#### [Problem description]
Each entry listed below should be reproduced word for word.

#### [Source information]
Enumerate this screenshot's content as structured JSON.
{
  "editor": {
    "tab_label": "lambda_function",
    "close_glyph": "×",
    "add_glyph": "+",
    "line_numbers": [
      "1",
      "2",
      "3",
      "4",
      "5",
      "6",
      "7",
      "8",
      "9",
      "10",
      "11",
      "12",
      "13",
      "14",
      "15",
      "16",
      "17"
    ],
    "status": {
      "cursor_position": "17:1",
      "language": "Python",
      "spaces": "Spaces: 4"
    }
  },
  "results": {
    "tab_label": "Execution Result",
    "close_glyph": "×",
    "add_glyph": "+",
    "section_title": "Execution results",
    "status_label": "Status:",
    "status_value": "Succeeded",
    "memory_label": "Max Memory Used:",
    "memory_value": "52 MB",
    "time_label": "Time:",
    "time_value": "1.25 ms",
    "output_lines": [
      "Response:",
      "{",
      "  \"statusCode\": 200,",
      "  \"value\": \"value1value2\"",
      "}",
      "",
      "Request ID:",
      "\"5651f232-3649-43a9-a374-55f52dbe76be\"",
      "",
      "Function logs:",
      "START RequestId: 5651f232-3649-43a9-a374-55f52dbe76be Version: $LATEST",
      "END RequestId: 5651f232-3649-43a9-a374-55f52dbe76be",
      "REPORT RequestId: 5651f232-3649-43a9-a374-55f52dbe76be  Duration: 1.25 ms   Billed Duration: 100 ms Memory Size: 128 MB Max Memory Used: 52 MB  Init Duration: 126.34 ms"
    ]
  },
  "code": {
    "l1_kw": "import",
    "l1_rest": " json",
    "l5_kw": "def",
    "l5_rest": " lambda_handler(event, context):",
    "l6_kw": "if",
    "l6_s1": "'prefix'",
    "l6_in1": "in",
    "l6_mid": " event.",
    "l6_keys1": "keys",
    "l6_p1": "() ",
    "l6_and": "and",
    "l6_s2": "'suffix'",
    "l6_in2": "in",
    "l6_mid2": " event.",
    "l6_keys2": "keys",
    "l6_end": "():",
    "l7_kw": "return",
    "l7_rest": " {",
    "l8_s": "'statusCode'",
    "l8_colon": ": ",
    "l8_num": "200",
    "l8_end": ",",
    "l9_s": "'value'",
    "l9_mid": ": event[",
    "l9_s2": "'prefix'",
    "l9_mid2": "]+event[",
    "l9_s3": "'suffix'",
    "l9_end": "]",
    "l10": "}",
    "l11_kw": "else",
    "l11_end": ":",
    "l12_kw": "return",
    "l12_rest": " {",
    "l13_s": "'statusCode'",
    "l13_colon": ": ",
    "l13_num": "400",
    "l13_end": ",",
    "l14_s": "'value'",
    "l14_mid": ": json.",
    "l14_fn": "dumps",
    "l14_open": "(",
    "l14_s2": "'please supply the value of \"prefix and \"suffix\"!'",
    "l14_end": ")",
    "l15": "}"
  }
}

#### [Answer area]
Enumerate this screenshot's content as structured JSON.
{
  "editor": {
    "tab_label": "lambda_function",
    "close_glyph": "×",
    "add_glyph": "+",
    "line_numbers": [
      "1",
      "2",
      "3",
      "4",
      "5",
      "6",
      "7",
      "8",
      "9",
      "10",
      "11",
      "12",
      "13",
      "14",
      "15",
      "16",
      "17"
    ],
    "status": {
      "cursor_position": "17:1",
      "language": "Python",
      "spaces": "Spaces: 4"
    }
  },
  "results": {
    "tab_label": "Execution Result",
    "close_glyph": "×",
    "add_glyph": "+",
    "section_title": "Execution results",
    "status_label": "Status:",
    "status_value": "Succeeded",
    "memory_label": "Max Memory Used:",
    "memory_value": "52 MB",
    "time_label": "Time:",
    "time_value": "1.25 ms",
    "output_lines": [
      "Response:",
      "{",
      "  \"statusCode\": 200,",
      "  \"value\": \"value1value2\"",
      "}",
      "",
      "Request ID:",
      "\"5651f232-3649-43a9-a374-55f52dbe76be\"",
      "",
      "Function logs:",
      "START RequestId: 5651f232-3649-43a9-a374-55f52dbe76be Version: $LATEST",
      "END RequestId: 5651f232-3649-43a9-a374-55f52dbe76be",
      "REPORT RequestId: 5651f232-3649-43a9-a374-55f52dbe76be  Duration: 1.25 ms   Billed Duration: 100 ms Memory Size: 128 MB Max Memory Used: 52 MB  Init Duration: 126.34 ms"
    ]
  },
  "code": {
    "l1_kw": "import",
    "l1_rest": " json",
    "l5_kw": "def",
    "l5_rest": " lambda_handler(event, context):",
    "l6_kw": "if",
    "l6_s1": "'prefix'",
    "l6_in1": "in",
    "l6_mid": " event.",
    "l6_keys1": "keys",
    "l6_p1": "() ",
    "l6_and": "and",
    "l6_s2": "'suffix'",
    "l6_in2": "in",
    "l6_mid2": " event.",
    "l6_keys2": "keys",
    "l6_end": "():",
    "l7_kw": "return",
    "l7_rest": " {",
    "l8_s": "'statusCode'",
    "l8_colon": ": ",
    "l8_num": "200",
    "l8_end": ",",
    "l9_s": "'value'",
    "l9_mid": ": event[",
    "l9_s2": "'prefix'",
    "l9_mid2": "]+event[",
    "l9_s3": "'suffix'",
    "l9_end": "]",
    "l10": "}",
    "l11_kw": "else",
    "l11_end": ":",
    "l12_kw": "return",
    "l12_rest": " {",
    "l13_s": "'statusCode'",
    "l13_colon": ": ",
    "l13_num": "400",
    "l13_end": ",",
    "l14_s": "'value'",
    "l14_mid": ": json.",
    "l14_fn": "dumps",
    "l14_open": "(",
    "l14_s2": "'please supply the value of \"prefix and \"suffix\"!'",
    "l14_end": ")",
    "l15": "}"
  }
}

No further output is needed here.